What to produce: Show every line of the records below that contains the word "Gráfico".

Extracted information:
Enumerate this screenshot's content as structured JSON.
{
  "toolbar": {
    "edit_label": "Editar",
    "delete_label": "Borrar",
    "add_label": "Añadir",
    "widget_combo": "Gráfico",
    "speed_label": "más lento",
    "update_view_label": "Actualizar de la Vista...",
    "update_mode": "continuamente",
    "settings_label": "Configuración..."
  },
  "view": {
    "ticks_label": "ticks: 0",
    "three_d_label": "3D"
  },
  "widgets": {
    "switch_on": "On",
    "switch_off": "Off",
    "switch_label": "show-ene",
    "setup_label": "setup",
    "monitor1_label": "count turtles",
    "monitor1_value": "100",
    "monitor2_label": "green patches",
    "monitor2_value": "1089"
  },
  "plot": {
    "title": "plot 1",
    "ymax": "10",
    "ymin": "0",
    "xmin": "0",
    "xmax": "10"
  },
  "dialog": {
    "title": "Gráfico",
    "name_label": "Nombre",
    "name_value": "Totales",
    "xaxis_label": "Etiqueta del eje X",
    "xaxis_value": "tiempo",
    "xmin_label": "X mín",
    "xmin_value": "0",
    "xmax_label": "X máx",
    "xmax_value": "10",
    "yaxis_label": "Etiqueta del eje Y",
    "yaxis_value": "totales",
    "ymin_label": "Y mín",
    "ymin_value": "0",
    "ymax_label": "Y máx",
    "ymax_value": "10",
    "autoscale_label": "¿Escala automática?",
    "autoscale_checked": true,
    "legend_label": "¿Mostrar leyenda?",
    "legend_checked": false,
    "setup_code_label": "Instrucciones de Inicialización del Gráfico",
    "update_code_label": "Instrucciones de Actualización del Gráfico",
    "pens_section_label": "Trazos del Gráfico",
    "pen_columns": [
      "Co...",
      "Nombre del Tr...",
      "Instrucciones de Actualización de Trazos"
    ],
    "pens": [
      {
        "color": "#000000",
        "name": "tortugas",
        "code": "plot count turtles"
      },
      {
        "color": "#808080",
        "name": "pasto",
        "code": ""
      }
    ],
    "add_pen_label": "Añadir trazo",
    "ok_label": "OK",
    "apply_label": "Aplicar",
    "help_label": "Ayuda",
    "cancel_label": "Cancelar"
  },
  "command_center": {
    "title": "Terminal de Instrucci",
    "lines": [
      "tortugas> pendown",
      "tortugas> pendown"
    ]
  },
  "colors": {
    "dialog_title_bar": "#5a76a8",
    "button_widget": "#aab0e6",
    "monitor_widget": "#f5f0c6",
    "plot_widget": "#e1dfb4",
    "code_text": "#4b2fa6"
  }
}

Final answer:
    "widget_combo": "Gráfico",
    "title": "Gráfico",
    "setup_code_label": "Instrucciones de Inicialización del Gráfico",
    "update_code_label": "Instrucciones de Actualización del Gráfico",
    "pens_section_label": "Trazos del Gráfico",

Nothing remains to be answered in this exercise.